They were to have more of this indulgence, however, than, for her sake, they would have desired, for before morning she was very ill. She had brain fever, in fact, and they had their hands full, especially as they desired to take every precaution to prevent the neighbourhood from knowing there was any one but themselves in the house.
It was a severe attack, but she passed the crisis favourably, and began to recover. One morning, after a quieter night than usual, she called her mother, and told her she had had a strange dream--that she had a baby somewhere, but could not find him, and was wandering about looking for him.
"Wasn't it a curious dream, mamma?" she said. "I wish it were a true one. I knew exactly what my baby was like, and went into house after house full of children, sure that I could pick him out of thousands. I was just going up to the door of the Foundling Hospital to look for him there when I woke."
As she ceased, a strange trouble passed like a cloud over her forehead and eyes, and her hand, worn almost transparent by the fever followed it over forehead and eyes. She seemed trying to recall something forgotten. But her mother thought it better to say nothing.
Each of the two nights following she had the same dream.
"Three times, mother," she said. "I am not superstitious, as you know, but I can't help feeling as if it must mean something. I don't know what to make of it else--except it be that I haven't got over the fever yet. And, indeed, I am afraid my head is not quite right, for I can't be sure sometimes, such a hold has my dream of me, that I haven't got a baby somewhere about the world. Give me your hand, mother, and sing to me."

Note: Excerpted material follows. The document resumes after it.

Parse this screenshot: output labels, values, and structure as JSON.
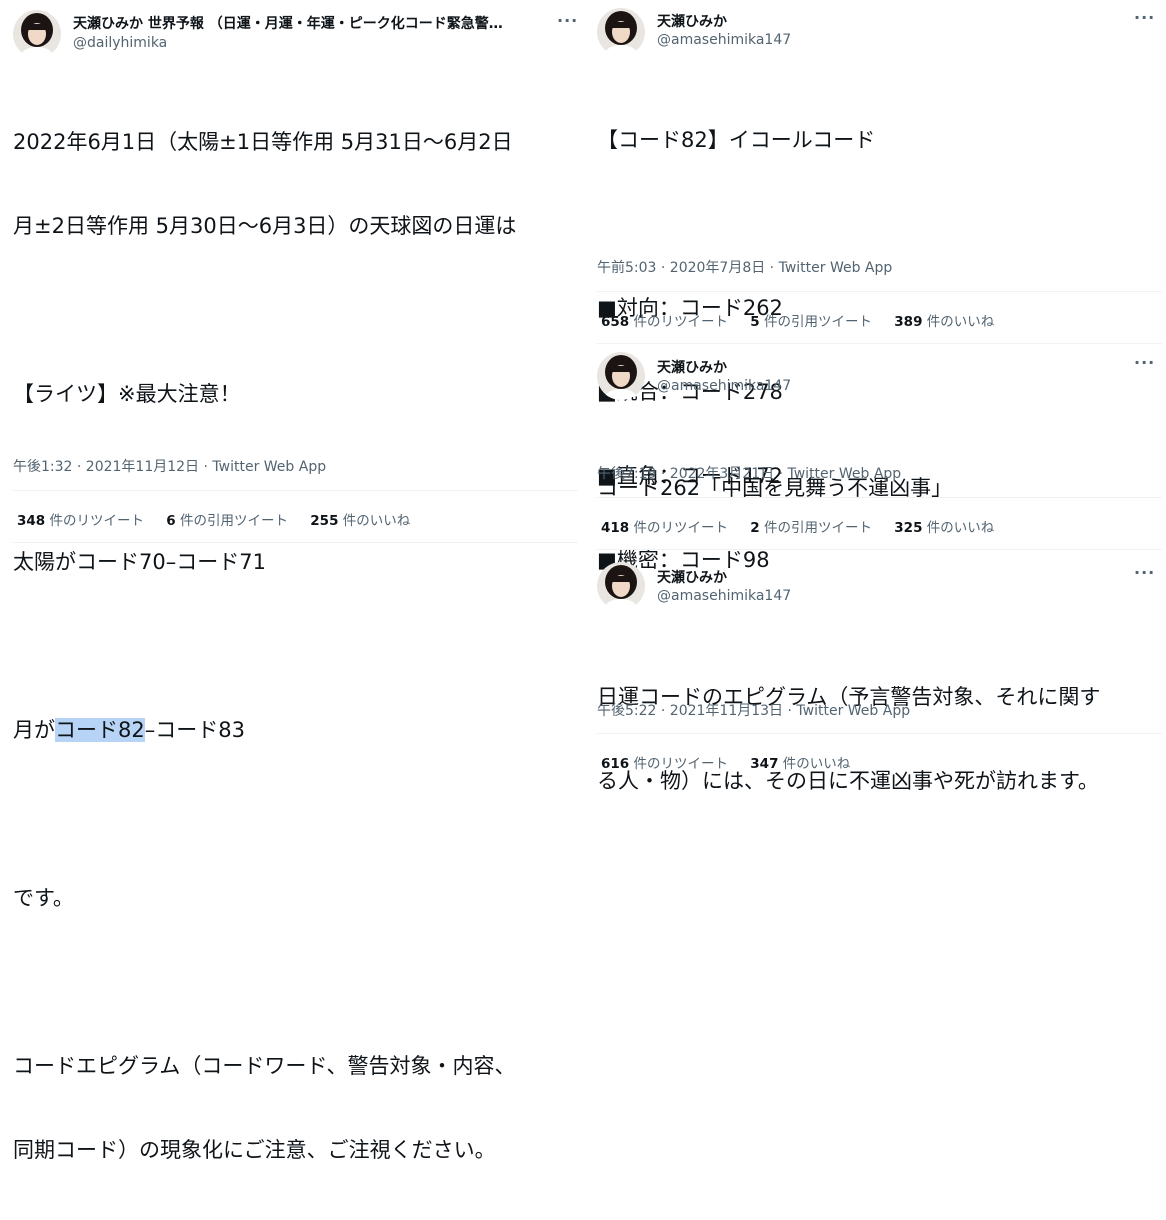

Still her mother thought it more prudent to say nothing, and do what she could to divert her thoughts; for she judged it must be better to let her brain come right, as it were, of itself.

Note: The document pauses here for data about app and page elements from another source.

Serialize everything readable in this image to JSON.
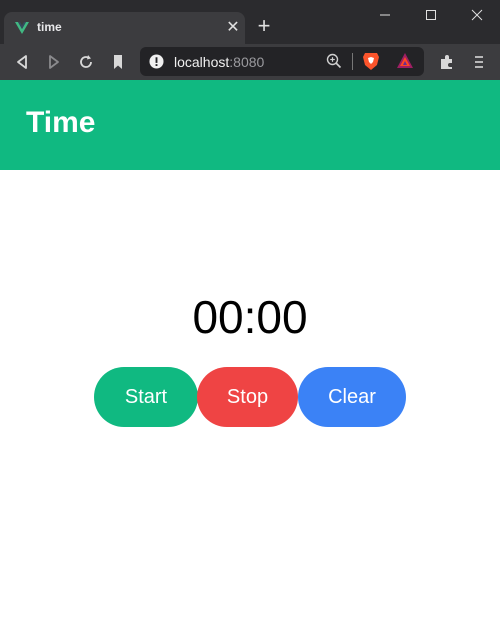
{
  "browser": {
    "tab": {
      "title": "time",
      "favicon": "vue-logo-icon"
    },
    "address": {
      "host": "localhost",
      "port": ":8080"
    }
  },
  "app": {
    "title": "Time",
    "timer": "00:00",
    "buttons": {
      "start": {
        "label": "Start",
        "color": "#10b981"
      },
      "stop": {
        "label": "Stop",
        "color": "#ef4444"
      },
      "clear": {
        "label": "Clear",
        "color": "#3b82f6"
      }
    },
    "header_color": "#10b981"
  }
}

In the middle of the next night she woke her with a cry.
"O, mother, mother! I know it all now. I am not out of my mind any more. How I came here I cannot tell--but I know I have a husband and a baby at Hackney--and--oh, such a horrible roll of butcher's bills!"
"Yes, yes, my dear! I know all about it," answered her mother. "But never mind; you can pay them all yourself now, for I heard only yesterday that your aunt Lucy is dead, and has left you the hundred pounds she promised you twenty years ago."
"Oh, bless her!" cried Mrs. Dempster, springing out of bed, much to the dismay of her mother, who boded a return of the fever. "I must go home to my baby at once. But tell me all about it, mamma. How did I come here? I seem to remember being in a carriage with you, and that is the last I know."
Then, upon condition that she got into bed at once, and promised not to move until she gave her leave, her mother consented to tell her all she knew. She listened in silence, with face flushed and eyes glowing, but drank a cooling draught, lay down again, and at daybreak was fast asleep. When she awoke she was herself again.